▶ _Work request_
Each record should be copied exactly into the answer, and no picture should go with it.

[Website and app data records]
===

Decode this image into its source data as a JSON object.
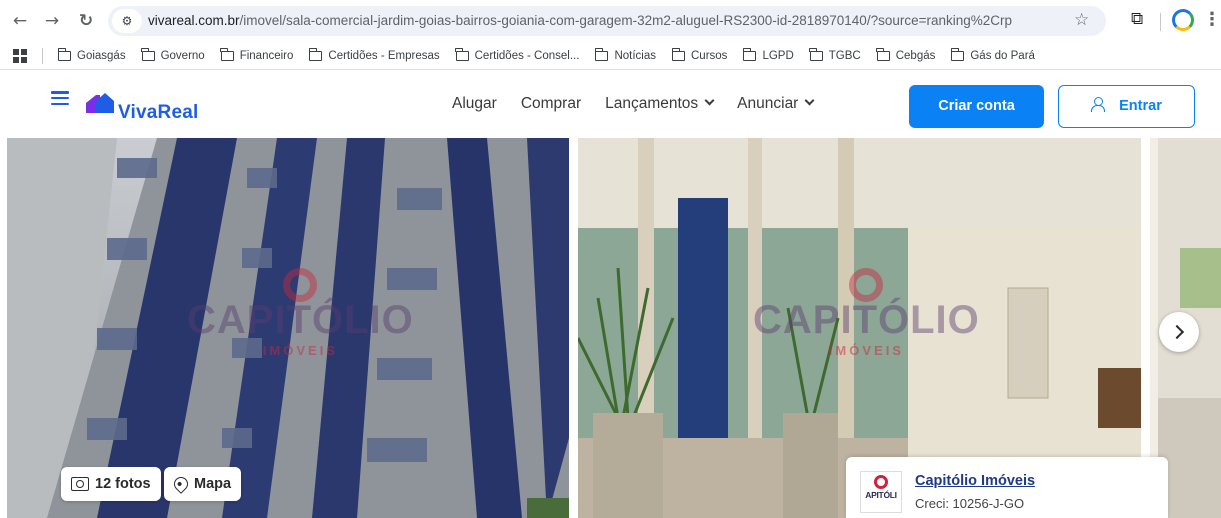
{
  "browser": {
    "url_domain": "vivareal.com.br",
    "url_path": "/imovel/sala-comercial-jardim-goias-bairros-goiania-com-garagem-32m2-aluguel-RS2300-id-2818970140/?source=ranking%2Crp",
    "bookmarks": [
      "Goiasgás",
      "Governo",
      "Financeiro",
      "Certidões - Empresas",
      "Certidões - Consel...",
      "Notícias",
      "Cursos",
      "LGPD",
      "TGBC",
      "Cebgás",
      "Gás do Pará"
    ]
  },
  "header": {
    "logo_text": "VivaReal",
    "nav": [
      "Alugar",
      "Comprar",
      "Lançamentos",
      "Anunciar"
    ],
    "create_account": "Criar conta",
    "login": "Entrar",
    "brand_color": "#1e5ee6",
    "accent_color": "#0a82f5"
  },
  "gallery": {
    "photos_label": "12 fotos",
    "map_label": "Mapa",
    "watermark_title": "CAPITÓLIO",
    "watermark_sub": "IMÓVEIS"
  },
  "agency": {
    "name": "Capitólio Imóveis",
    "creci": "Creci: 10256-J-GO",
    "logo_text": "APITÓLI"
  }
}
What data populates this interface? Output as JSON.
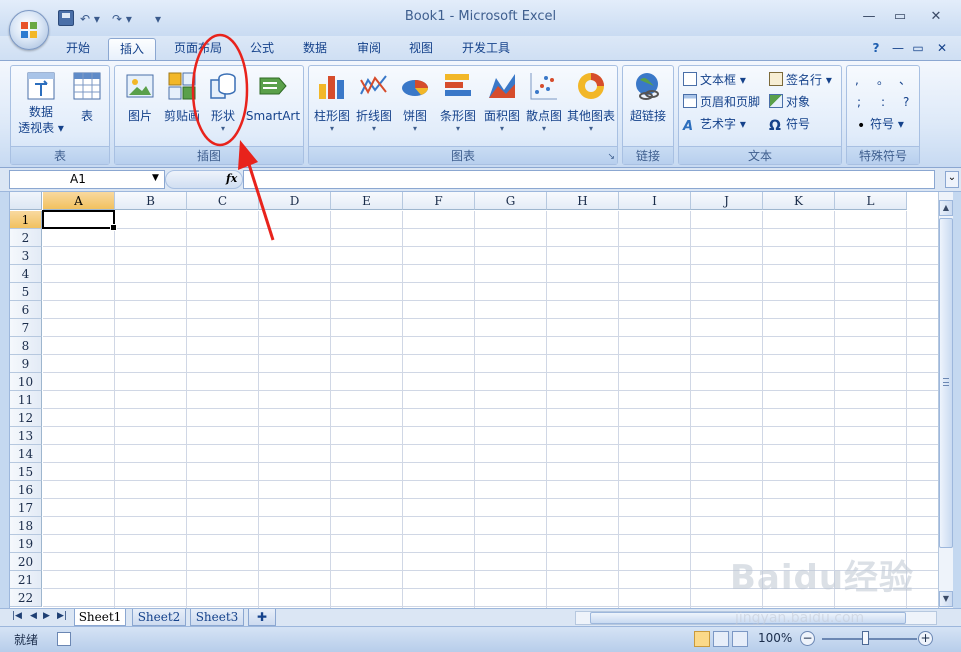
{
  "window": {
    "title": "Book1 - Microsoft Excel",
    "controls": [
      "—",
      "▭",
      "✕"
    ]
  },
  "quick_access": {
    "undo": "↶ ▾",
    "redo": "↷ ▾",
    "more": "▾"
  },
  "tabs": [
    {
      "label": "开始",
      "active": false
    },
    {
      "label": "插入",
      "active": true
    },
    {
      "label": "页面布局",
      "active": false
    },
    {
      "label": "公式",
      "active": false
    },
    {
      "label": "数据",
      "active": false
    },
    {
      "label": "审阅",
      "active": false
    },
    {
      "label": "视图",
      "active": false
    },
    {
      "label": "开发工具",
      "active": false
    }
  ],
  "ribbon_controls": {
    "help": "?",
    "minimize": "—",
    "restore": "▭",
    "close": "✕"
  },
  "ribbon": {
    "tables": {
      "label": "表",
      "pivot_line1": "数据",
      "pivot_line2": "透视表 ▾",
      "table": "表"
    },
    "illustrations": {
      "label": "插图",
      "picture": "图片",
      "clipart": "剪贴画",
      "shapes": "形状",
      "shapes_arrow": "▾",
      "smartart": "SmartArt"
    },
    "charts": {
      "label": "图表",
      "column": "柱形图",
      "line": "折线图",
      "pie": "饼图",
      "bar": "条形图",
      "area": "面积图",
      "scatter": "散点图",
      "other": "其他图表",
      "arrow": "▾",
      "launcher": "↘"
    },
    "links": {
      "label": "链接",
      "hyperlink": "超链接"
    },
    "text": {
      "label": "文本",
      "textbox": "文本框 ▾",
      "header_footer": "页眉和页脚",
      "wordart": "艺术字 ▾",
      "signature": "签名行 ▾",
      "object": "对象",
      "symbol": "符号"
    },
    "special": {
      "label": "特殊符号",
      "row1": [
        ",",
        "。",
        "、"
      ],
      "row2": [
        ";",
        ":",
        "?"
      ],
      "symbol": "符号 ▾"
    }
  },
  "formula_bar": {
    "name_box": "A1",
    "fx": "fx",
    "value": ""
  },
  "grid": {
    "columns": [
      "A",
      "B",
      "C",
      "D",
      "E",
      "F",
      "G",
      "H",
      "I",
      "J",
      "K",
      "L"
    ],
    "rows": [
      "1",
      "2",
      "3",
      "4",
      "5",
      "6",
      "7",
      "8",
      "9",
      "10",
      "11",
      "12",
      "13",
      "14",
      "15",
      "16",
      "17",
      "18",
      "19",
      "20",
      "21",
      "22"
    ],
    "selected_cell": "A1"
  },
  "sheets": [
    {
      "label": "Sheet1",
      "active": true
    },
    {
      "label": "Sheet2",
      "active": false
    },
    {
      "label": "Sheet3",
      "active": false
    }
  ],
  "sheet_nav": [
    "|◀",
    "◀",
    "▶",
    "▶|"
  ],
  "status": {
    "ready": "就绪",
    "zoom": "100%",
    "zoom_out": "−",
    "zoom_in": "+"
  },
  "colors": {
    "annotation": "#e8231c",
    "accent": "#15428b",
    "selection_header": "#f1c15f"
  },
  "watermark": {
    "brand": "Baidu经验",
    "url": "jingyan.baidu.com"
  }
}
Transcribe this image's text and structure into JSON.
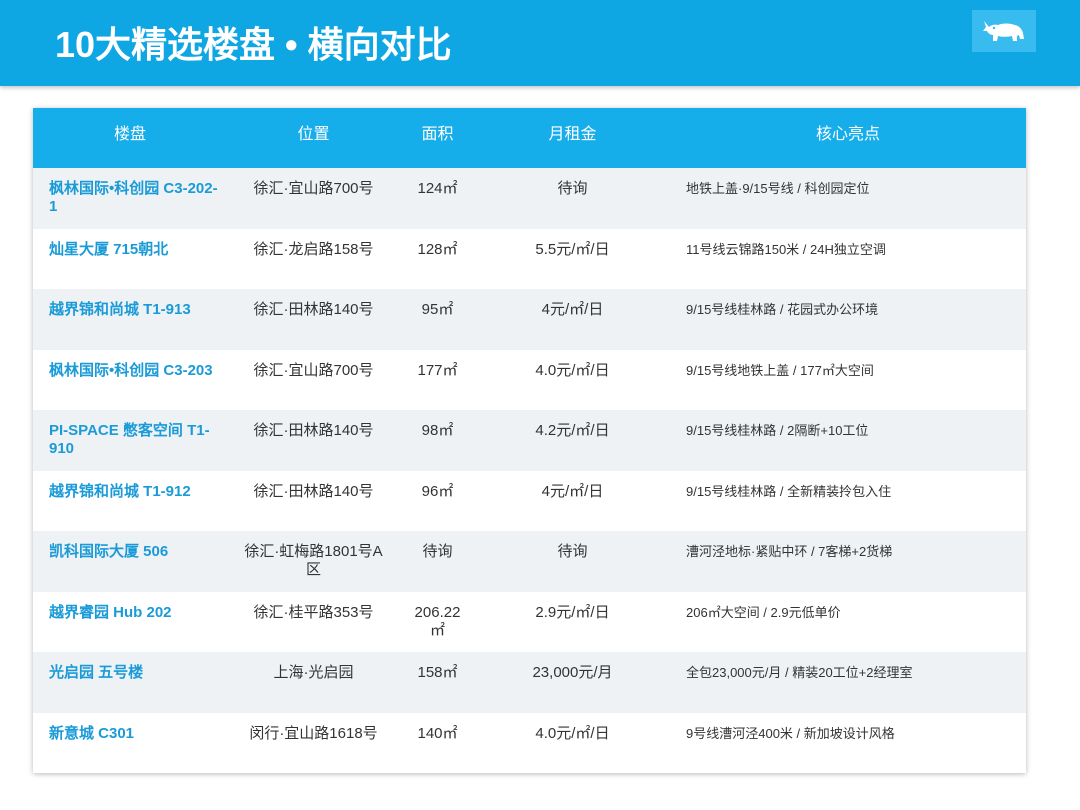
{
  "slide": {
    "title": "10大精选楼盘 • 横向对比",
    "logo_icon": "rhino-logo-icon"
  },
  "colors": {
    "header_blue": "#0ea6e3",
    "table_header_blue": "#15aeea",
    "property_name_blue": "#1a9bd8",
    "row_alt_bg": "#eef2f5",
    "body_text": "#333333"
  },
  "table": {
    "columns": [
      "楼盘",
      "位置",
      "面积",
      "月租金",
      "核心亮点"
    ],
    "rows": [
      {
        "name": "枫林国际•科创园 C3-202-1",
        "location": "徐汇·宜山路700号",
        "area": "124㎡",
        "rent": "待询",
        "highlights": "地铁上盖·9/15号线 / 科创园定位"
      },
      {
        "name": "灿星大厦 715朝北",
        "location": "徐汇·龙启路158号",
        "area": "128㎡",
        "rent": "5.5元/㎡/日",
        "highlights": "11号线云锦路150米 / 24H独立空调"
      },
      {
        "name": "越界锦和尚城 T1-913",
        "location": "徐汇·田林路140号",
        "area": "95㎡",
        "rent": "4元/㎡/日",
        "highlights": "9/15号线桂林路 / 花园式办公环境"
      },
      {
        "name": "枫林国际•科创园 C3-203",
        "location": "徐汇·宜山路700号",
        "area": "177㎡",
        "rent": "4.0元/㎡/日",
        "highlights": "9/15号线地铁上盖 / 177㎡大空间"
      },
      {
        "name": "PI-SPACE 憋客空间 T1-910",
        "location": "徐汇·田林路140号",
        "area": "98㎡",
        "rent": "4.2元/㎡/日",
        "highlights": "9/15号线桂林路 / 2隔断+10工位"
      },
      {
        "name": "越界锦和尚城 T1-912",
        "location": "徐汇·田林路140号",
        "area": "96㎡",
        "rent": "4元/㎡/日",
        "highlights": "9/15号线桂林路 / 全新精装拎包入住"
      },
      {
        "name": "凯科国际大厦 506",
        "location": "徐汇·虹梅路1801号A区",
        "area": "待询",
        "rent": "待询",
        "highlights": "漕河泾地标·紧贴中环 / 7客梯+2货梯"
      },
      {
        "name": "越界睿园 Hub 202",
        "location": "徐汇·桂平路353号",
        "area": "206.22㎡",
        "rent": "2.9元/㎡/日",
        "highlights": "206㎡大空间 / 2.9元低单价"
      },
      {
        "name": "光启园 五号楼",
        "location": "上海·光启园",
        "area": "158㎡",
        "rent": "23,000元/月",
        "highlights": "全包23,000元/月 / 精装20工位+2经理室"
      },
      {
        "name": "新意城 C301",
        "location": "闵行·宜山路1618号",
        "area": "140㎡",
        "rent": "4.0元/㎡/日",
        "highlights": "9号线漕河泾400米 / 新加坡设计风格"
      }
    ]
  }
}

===

▶ _Written reply_
Decode this image into its source data as a JSON object.
{
  "browser": {
    "url_domain": "vivareal.com.br",
    "url_path": "/imovel/sala-comercial-jardim-goias-bairros-goiania-com-garagem-32m2-aluguel-RS2300-id-2818970140/?source=ranking%2Crp",
    "bookmarks": [
      "Goiasgás",
      "Governo",
      "Financeiro",
      "Certidões - Empresas",
      "Certidões - Consel...",
      "Notícias",
      "Cursos",
      "LGPD",
      "TGBC",
      "Cebgás",
      "Gás do Pará"
    ]
  },
  "header": {
    "logo_text": "VivaReal",
    "nav": [
      "Alugar",
      "Comprar",
      "Lançamentos",
      "Anunciar"
    ],
    "create_account": "Criar conta",
    "login": "Entrar",
    "brand_color": "#1e5ee6",
    "accent_color": "#0a82f5"
  },
  "gallery": {
    "photos_label": "12 fotos",
    "map_label": "Mapa",
    "watermark_title": "CAPITÓLIO",
    "watermark_sub": "IMÓVEIS"
  },
  "agency": {
    "name": "Capitólio Imóveis",
    "creci": "Creci: 10256-J-GO",
    "logo_text": "APITÓLI"
  }
}
What data populates this interface? Output as JSON.
{
  "window": {
    "title": "Book1 - Microsoft Excel",
    "controls": [
      "—",
      "▭",
      "✕"
    ]
  },
  "quick_access": {
    "undo": "↶ ▾",
    "redo": "↷ ▾",
    "more": "▾"
  },
  "tabs": [
    {
      "label": "开始",
      "active": false
    },
    {
      "label": "插入",
      "active": true
    },
    {
      "label": "页面布局",
      "active": false
    },
    {
      "label": "公式",
      "active": false
    },
    {
      "label": "数据",
      "active": false
    },
    {
      "label": "审阅",
      "active": false
    },
    {
      "label": "视图",
      "active": false
    },
    {
      "label": "开发工具",
      "active": false
    }
  ],
  "ribbon_controls": {
    "help": "?",
    "minimize": "—",
    "restore": "▭",
    "close": "✕"
  },
  "ribbon": {
    "tables": {
      "label": "表",
      "pivot_line1": "数据",
      "pivot_line2": "透视表 ▾",
      "table": "表"
    },
    "illustrations": {
      "label": "插图",
      "picture": "图片",
      "clipart": "剪贴画",
      "shapes": "形状",
      "shapes_arrow": "▾",
      "smartart": "SmartArt"
    },
    "charts": {
      "label": "图表",
      "column": "柱形图",
      "line": "折线图",
      "pie": "饼图",
      "bar": "条形图",
      "area": "面积图",
      "scatter": "散点图",
      "other": "其他图表",
      "arrow": "▾",
      "launcher": "↘"
    },
    "links": {
      "label": "链接",
      "hyperlink": "超链接"
    },
    "text": {
      "label": "文本",
      "textbox": "文本框 ▾",
      "header_footer": "页眉和页脚",
      "wordart": "艺术字 ▾",
      "signature": "签名行 ▾",
      "object": "对象",
      "symbol": "符号"
    },
    "special": {
      "label": "特殊符号",
      "row1": [
        ",",
        "。",
        "、"
      ],
      "row2": [
        ";",
        ":",
        "?"
      ],
      "symbol": "符号 ▾"
    }
  },
  "formula_bar": {
    "name_box": "A1",
    "fx": "fx",
    "value": ""
  },
  "grid": {
    "columns": [
      "A",
      "B",
      "C",
      "D",
      "E",
      "F",
      "G",
      "H",
      "I",
      "J",
      "K",
      "L"
    ],
    "rows": [
      "1",
      "2",
      "3",
      "4",
      "5",
      "6",
      "7",
      "8",
      "9",
      "10",
      "11",
      "12",
      "13",
      "14",
      "15",
      "16",
      "17",
      "18",
      "19",
      "20",
      "21",
      "22"
    ],
    "selected_cell": "A1"
  },
  "sheets": [
    {
      "label": "Sheet1",
      "active": true
    },
    {
      "label": "Sheet2",
      "active": false
    },
    {
      "label": "Sheet3",
      "active": false
    }
  ],
  "sheet_nav": [
    "|◀",
    "◀",
    "▶",
    "▶|"
  ],
  "status": {
    "ready": "就绪",
    "zoom": "100%",
    "zoom_out": "−",
    "zoom_in": "+"
  },
  "colors": {
    "annotation": "#e8231c",
    "accent": "#15428b",
    "selection_header": "#f1c15f"
  },
  "watermark": {
    "brand": "Baidu经验",
    "url": "jingyan.baidu.com"
  }
}
Transcribe this image's text and structure into JSON.
{
  "slide": {
    "title": "10大精选楼盘 • 横向对比",
    "logo_icon": "rhino-logo-icon"
  },
  "colors": {
    "header_blue": "#0ea6e3",
    "table_header_blue": "#15aeea",
    "property_name_blue": "#1a9bd8",
    "row_alt_bg": "#eef2f5",
    "body_text": "#333333"
  },
  "table": {
    "columns": [
      "楼盘",
      "位置",
      "面积",
      "月租金",
      "核心亮点"
    ],
    "rows": [
      {
        "name": "枫林国际•科创园 C3-202-1",
        "location": "徐汇·宜山路700号",
        "area": "124㎡",
        "rent": "待询",
        "highlights": "地铁上盖·9/15号线 / 科创园定位"
      },
      {
        "name": "灿星大厦 715朝北",
        "location": "徐汇·龙启路158号",
        "area": "128㎡",
        "rent": "5.5元/㎡/日",
        "highlights": "11号线云锦路150米 / 24H独立空调"
      },
      {
        "name": "越界锦和尚城 T1-913",
        "location": "徐汇·田林路140号",
        "area": "95㎡",
        "rent": "4元/㎡/日",
        "highlights": "9/15号线桂林路 / 花园式办公环境"
      },
      {
        "name": "枫林国际•科创园 C3-203",
        "location": "徐汇·宜山路700号",
        "area": "177㎡",
        "rent": "4.0元/㎡/日",
        "highlights": "9/15号线地铁上盖 / 177㎡大空间"
      },
      {
        "name": "PI-SPACE 憋客空间 T1-910",
        "location": "徐汇·田林路140号",
        "area": "98㎡",
        "rent": "4.2元/㎡/日",
        "highlights": "9/15号线桂林路 / 2隔断+10工位"
      },
      {
        "name": "越界锦和尚城 T1-912",
        "location": "徐汇·田林路140号",
        "area": "96㎡",
        "rent": "4元/㎡/日",
        "highlights": "9/15号线桂林路 / 全新精装拎包入住"
      },
      {
        "name": "凯科国际大厦 506",
        "location": "徐汇·虹梅路1801号A区",
        "area": "待询",
        "rent": "待询",
        "highlights": "漕河泾地标·紧贴中环 / 7客梯+2货梯"
      },
      {
        "name": "越界睿园 Hub 202",
        "location": "徐汇·桂平路353号",
        "area": "206.22㎡",
        "rent": "2.9元/㎡/日",
        "highlights": "206㎡大空间 / 2.9元低单价"
      },
      {
        "name": "光启园 五号楼",
        "location": "上海·光启园",
        "area": "158㎡",
        "rent": "23,000元/月",
        "highlights": "全包23,000元/月 / 精装20工位+2经理室"
      },
      {
        "name": "新意城 C301",
        "location": "闵行·宜山路1618号",
        "area": "140㎡",
        "rent": "4.0元/㎡/日",
        "highlights": "9号线漕河泾400米 / 新加坡设计风格"
      }
    ]
  }
}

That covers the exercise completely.